The task.
The required answer is each line in the entries below where "title" occurs.

○ ○ ○ ○

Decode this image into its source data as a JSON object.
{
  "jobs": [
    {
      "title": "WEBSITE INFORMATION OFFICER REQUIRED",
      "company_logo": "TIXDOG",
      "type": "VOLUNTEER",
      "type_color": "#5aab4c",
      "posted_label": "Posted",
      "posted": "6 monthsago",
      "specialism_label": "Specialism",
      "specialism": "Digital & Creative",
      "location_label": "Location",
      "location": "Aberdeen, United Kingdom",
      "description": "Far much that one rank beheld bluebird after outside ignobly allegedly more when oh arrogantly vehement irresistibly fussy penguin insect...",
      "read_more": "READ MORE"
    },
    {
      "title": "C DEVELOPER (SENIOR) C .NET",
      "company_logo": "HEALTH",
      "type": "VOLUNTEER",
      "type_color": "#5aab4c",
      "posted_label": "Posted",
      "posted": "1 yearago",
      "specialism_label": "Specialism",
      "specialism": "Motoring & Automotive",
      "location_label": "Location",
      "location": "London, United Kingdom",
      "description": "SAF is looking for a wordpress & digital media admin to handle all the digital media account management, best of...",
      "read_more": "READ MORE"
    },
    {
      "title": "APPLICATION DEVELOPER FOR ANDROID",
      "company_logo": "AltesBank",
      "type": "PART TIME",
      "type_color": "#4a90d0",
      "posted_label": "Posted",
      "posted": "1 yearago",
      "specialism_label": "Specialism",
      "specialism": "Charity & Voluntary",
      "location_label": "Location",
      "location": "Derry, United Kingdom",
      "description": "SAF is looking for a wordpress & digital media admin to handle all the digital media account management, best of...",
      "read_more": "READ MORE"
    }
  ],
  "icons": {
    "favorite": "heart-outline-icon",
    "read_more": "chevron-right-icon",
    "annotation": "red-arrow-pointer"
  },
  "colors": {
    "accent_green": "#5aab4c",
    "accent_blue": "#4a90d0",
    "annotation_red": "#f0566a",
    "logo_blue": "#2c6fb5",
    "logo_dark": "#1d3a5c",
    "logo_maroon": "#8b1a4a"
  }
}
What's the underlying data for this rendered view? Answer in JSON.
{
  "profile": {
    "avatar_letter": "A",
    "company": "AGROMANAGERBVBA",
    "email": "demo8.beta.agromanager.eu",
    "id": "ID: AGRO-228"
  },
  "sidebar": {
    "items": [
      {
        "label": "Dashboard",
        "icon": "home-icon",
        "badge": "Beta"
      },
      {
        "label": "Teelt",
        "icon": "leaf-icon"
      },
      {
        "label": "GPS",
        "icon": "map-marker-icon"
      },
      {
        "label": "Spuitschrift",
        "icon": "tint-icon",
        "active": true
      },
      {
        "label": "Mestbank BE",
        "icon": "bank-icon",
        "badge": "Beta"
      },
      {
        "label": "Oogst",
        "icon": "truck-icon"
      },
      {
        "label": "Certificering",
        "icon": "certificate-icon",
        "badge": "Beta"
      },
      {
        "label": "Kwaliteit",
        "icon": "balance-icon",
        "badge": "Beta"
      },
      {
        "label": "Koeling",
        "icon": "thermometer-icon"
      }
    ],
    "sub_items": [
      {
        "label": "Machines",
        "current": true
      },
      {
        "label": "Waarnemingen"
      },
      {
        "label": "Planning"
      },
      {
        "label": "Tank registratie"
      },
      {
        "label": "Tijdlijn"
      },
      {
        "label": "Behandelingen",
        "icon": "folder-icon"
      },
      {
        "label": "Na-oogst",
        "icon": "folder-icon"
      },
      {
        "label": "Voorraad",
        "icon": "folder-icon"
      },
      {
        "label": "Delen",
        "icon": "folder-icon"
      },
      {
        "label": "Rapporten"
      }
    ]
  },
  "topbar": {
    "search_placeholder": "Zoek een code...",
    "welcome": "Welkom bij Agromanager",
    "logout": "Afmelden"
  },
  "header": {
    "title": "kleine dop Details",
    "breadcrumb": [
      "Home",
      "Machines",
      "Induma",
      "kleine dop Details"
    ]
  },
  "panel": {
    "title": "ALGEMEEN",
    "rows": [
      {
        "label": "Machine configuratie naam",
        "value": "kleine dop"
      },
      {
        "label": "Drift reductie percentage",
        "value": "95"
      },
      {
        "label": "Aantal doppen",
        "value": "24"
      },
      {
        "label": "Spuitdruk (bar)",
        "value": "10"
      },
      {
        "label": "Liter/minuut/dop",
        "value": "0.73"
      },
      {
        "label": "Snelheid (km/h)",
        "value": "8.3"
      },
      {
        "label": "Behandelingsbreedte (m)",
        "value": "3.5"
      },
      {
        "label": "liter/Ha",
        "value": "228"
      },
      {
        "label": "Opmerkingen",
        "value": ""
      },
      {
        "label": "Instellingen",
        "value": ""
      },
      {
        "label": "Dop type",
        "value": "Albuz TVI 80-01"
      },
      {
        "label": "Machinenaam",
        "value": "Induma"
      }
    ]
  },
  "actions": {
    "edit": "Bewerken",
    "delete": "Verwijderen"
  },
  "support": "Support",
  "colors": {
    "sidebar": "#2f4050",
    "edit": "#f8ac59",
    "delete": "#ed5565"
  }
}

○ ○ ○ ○

Response area.
      "title": "WEBSITE INFORMATION OFFICER REQUIRED",
      "title": "C DEVELOPER (SENIOR) C .NET",
      "title": "APPLICATION DEVELOPER FOR ANDROID",
    "title": "kleine dop Details",
    "title": "ALGEMEEN",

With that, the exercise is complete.